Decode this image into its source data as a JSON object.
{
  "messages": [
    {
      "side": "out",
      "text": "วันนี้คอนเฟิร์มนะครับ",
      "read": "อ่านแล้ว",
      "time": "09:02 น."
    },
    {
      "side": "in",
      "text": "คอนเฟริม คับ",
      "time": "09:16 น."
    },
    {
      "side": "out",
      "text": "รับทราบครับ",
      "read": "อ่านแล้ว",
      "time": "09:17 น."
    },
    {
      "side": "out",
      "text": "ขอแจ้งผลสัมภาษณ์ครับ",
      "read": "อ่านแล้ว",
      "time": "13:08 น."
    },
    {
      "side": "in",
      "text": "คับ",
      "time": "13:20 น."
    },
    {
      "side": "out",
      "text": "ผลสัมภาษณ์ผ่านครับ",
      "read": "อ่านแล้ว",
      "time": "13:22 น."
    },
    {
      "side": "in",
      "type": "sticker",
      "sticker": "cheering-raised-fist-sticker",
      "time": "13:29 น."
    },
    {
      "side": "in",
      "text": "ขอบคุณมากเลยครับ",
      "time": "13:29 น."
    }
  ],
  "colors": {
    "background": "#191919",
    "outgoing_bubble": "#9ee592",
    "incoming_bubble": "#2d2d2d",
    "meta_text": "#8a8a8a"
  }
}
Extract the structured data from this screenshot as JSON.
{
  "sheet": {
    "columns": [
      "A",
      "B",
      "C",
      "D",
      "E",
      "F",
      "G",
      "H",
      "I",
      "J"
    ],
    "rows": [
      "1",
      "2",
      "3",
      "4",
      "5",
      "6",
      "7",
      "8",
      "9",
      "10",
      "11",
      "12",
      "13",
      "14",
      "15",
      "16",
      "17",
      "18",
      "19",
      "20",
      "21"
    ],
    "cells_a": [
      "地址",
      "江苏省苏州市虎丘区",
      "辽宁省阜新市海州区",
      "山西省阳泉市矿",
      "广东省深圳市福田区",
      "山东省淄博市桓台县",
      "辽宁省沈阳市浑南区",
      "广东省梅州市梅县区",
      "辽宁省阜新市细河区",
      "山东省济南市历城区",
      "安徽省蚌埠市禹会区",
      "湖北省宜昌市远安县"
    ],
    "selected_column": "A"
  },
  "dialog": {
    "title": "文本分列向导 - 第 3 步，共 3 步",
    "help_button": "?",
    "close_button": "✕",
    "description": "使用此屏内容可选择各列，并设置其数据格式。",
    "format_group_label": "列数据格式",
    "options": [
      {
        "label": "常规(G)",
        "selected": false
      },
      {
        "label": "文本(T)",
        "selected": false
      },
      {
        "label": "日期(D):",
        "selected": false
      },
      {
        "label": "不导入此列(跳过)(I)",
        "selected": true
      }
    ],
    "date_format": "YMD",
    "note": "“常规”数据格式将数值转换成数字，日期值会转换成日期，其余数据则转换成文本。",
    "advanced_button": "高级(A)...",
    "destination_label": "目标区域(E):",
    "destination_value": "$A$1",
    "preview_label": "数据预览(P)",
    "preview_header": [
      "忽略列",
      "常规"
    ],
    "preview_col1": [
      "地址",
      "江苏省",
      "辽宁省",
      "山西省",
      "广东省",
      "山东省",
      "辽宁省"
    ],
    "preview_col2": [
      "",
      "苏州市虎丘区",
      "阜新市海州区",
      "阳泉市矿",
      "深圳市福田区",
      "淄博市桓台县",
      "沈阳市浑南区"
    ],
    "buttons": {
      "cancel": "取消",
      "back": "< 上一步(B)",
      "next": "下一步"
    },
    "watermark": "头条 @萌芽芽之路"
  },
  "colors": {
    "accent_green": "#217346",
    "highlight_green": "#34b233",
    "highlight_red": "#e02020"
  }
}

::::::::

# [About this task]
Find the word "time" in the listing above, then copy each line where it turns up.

# [Solution for this task]
      "time": "09:02 น."
      "time": "09:16 น."
      "time": "09:17 น."
      "time": "13:08 น."
      "time": "13:20 น."
      "time": "13:22 น."
      "time": "13:29 น."
      "time": "13:29 น."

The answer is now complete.